Google Chrome 13 moved today from the beta to the stable channel, delivering the new Instant Pages feature for quicker Google search results. Available to download for Windows, Mac, and Linux, Chrome 13 also comes with a long-missing print preview feature for Windows and Linux users, and location bar improvements on all platforms that let you search for sites in your history more effectively.
The pre-rendering technology that powers Instant Pages is based on Web standards, so while Google.com is likely the best-known site that uses it, the technology is available to other site developers.
Print preview had been a small but glaring hole in Chrome's feature list. Chrome stable for Mac still doesn't have the feature, which is powered by the PDF reader that comes built into Chrome. Meanwhile, the improvements to the location bar--Omnibox in Google-speak--make your history more easily searchable.
Chrome 13 stable also includes more than 5,200 improvements and bug fixes, along with 13 security fixes marked as "high" priority. Among these were a cross-origin script injection and cross-origin violation in base URI handling that netted $1,500 awards for the independent researchers who discovered them.
Chrome beta and Chrome dev are still on version 13 and version 14, respectively, although Google tends to update them to their next versions within a few days of updating the stable channel.

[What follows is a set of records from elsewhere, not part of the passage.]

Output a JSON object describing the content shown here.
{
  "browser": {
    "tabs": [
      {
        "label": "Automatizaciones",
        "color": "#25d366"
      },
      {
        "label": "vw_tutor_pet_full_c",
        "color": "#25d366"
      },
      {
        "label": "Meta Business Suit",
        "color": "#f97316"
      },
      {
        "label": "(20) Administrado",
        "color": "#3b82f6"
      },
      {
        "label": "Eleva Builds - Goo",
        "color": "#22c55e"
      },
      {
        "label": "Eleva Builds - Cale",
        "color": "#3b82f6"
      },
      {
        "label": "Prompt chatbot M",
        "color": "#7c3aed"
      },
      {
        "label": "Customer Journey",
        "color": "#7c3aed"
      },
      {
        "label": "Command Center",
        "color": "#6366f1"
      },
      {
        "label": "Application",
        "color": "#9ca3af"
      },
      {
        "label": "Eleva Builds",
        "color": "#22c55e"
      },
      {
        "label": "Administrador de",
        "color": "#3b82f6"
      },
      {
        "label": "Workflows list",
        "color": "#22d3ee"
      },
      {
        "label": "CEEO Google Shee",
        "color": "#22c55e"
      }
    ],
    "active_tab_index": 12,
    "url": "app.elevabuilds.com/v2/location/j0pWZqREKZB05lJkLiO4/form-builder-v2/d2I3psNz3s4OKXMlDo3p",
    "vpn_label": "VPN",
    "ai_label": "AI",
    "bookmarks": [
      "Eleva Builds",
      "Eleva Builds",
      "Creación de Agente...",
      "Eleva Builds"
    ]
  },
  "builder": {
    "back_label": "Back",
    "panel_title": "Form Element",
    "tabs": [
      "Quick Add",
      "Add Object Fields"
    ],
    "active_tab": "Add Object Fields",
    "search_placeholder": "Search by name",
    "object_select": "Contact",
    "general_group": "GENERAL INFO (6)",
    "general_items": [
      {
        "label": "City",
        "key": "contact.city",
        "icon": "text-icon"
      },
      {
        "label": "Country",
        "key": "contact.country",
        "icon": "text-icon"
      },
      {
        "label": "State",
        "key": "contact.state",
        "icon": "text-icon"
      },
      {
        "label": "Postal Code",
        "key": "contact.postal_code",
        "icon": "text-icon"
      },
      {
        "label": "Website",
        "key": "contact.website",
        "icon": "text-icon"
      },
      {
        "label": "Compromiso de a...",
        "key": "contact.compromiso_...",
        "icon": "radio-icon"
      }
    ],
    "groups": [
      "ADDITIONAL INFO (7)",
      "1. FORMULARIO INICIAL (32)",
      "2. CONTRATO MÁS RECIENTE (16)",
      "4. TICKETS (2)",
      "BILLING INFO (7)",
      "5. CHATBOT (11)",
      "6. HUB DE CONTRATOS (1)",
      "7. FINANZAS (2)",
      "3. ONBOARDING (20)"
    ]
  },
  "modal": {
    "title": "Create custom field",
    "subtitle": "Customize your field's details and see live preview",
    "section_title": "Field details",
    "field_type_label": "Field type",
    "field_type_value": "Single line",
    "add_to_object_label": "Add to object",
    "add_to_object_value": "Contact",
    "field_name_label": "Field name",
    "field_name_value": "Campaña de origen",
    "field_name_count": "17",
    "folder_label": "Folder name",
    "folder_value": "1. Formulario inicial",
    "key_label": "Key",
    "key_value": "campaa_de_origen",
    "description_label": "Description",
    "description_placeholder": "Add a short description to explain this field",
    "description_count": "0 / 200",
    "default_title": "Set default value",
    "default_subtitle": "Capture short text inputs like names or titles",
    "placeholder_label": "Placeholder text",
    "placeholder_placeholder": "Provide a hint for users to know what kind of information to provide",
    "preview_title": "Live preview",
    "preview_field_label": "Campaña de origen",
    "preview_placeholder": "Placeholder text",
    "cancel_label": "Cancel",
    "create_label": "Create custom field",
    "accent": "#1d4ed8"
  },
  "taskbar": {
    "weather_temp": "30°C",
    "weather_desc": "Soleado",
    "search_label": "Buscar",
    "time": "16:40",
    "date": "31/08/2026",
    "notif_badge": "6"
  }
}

The Chrome browser's operating system sibling, Chrome OS, also is now on version 13 beta. Along with all the features in the current Chrome 13 beta, Google announced that it was aware of a 3G disconnection bug. The company advised rebooting the Chrome OS laptop as a workaround until a better solution had been found. The operating system also still lacks the promised offline support that was announced at Google I/O earlier this year. Offline support has been promised before the end of the summer.